(App and web page records)
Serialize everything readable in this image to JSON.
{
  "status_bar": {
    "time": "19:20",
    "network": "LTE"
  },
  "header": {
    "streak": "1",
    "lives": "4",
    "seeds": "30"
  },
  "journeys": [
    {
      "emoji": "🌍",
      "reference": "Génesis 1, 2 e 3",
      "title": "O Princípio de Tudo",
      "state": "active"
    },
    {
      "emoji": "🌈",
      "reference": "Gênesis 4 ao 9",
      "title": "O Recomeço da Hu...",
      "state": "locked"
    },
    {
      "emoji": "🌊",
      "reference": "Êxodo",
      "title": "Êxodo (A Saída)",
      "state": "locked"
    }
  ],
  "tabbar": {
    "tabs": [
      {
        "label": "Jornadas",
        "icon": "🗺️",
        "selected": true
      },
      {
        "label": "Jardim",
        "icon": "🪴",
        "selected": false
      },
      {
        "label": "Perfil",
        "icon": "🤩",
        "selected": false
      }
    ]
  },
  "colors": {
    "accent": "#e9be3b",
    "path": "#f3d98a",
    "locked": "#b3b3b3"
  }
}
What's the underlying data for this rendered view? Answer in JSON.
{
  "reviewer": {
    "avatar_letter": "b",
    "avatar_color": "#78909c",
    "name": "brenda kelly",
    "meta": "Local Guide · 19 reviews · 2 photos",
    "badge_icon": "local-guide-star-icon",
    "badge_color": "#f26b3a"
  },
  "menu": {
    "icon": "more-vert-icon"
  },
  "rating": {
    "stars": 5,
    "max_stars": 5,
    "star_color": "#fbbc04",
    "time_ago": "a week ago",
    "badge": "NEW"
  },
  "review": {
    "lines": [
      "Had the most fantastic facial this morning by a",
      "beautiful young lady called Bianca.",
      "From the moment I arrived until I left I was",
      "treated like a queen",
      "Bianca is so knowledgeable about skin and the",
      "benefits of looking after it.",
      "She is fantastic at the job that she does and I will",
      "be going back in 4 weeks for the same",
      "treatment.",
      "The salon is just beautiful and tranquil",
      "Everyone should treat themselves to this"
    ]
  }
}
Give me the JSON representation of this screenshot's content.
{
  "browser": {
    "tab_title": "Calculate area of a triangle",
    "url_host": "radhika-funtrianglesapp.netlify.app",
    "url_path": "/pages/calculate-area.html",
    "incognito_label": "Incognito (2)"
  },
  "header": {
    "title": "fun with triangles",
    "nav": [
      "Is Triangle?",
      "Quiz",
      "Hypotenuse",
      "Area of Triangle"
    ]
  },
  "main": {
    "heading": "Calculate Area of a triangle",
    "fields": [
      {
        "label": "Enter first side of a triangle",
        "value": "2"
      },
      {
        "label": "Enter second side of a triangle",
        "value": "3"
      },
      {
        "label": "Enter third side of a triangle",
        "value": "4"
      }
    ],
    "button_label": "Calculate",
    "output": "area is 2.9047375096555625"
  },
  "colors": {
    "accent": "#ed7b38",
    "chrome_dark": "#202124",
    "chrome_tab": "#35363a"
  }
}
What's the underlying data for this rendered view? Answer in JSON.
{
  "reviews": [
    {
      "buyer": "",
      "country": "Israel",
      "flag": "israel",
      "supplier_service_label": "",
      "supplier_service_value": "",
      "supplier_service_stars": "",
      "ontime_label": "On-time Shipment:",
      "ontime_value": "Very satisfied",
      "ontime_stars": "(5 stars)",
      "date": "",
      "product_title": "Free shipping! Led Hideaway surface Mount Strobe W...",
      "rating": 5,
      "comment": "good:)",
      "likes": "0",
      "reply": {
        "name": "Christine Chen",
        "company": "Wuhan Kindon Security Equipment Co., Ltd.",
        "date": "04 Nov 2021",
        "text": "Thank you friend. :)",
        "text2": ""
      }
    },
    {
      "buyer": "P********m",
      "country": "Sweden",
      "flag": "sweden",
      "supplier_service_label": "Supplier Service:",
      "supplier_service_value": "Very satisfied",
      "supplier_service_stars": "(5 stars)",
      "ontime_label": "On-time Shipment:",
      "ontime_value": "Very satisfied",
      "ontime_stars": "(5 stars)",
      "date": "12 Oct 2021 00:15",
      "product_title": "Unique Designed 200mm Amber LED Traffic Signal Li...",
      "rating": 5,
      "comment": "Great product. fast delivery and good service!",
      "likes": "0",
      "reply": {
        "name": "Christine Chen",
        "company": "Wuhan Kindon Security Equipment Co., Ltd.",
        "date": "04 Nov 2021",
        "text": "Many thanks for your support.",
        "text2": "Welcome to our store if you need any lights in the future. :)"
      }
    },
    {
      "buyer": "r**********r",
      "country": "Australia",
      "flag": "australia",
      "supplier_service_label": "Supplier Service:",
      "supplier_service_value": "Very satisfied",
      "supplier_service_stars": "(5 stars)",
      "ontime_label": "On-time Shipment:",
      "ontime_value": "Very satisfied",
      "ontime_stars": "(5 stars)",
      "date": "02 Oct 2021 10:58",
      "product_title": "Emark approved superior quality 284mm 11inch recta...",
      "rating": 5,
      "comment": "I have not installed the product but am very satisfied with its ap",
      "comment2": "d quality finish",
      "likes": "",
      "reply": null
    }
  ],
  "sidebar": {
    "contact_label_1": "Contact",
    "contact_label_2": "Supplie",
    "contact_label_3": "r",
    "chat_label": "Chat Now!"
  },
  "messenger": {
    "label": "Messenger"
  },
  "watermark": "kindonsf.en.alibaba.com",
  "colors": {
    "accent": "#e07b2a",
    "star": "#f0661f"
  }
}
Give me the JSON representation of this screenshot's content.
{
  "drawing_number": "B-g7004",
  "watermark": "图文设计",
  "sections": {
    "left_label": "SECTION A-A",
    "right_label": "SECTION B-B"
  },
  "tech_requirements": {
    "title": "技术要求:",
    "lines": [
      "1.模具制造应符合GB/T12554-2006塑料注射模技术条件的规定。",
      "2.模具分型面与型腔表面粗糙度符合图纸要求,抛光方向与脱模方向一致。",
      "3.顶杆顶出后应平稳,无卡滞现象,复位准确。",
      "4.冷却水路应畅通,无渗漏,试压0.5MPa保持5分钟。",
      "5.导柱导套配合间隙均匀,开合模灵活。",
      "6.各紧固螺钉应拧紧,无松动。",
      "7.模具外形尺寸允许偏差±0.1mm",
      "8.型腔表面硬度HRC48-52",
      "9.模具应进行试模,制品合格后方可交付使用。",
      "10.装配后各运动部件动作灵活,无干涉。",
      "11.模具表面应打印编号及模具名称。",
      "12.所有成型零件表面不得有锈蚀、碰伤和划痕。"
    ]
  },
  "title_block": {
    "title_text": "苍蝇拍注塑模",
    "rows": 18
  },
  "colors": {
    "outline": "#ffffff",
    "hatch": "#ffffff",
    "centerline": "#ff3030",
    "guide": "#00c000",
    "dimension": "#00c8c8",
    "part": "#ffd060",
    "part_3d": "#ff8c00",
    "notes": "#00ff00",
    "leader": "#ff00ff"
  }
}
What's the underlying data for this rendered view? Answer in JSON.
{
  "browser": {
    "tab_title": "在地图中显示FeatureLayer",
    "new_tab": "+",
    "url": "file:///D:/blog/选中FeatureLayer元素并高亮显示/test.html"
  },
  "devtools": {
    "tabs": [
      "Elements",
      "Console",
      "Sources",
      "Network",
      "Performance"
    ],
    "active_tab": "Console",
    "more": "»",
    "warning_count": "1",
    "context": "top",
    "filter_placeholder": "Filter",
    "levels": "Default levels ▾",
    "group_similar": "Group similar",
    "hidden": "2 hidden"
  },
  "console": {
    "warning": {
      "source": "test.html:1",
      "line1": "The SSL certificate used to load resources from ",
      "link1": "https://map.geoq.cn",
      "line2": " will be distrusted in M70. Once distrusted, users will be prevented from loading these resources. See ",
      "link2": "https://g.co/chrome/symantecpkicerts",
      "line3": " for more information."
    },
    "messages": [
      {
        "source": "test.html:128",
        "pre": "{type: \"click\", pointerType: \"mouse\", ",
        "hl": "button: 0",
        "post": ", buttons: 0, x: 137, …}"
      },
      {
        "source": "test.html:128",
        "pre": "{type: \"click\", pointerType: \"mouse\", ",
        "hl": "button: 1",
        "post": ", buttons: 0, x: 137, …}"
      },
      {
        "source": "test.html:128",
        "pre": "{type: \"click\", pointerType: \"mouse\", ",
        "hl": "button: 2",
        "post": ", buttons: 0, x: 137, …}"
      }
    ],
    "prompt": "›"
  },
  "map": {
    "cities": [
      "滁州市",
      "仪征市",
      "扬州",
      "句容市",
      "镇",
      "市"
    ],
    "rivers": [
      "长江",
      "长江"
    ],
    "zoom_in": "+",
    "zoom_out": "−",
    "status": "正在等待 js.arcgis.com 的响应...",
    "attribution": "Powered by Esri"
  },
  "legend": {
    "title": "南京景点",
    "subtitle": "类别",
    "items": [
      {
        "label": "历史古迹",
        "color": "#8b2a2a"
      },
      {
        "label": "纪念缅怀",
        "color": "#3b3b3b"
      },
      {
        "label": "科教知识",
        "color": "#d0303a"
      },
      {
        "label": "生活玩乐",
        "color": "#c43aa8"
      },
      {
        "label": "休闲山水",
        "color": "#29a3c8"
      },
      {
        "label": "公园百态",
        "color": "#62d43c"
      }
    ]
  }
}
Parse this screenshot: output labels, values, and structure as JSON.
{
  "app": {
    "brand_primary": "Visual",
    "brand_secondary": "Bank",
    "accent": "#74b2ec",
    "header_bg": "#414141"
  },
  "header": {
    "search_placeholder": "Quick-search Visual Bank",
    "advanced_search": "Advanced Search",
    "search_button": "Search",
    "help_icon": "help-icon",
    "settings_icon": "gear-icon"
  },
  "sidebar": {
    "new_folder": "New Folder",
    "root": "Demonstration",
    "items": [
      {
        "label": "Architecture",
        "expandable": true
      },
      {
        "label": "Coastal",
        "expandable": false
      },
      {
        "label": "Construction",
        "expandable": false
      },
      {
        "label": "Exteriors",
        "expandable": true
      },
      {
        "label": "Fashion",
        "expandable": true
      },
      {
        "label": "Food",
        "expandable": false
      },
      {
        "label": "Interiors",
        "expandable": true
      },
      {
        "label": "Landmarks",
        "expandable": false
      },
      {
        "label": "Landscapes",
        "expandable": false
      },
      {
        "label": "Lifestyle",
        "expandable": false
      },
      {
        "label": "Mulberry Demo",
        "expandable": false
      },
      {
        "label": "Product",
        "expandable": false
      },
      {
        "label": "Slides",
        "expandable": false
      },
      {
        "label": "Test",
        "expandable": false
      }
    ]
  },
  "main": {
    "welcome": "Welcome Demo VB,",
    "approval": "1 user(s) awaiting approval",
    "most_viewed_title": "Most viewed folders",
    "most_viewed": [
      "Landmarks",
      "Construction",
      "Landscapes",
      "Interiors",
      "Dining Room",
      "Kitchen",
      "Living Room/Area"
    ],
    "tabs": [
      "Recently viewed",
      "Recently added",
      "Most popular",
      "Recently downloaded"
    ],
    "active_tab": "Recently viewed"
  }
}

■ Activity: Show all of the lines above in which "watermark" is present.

■ Expected answer:
  "watermark": "kindonsf.en.alibaba.com",
  "watermark": "图文设计",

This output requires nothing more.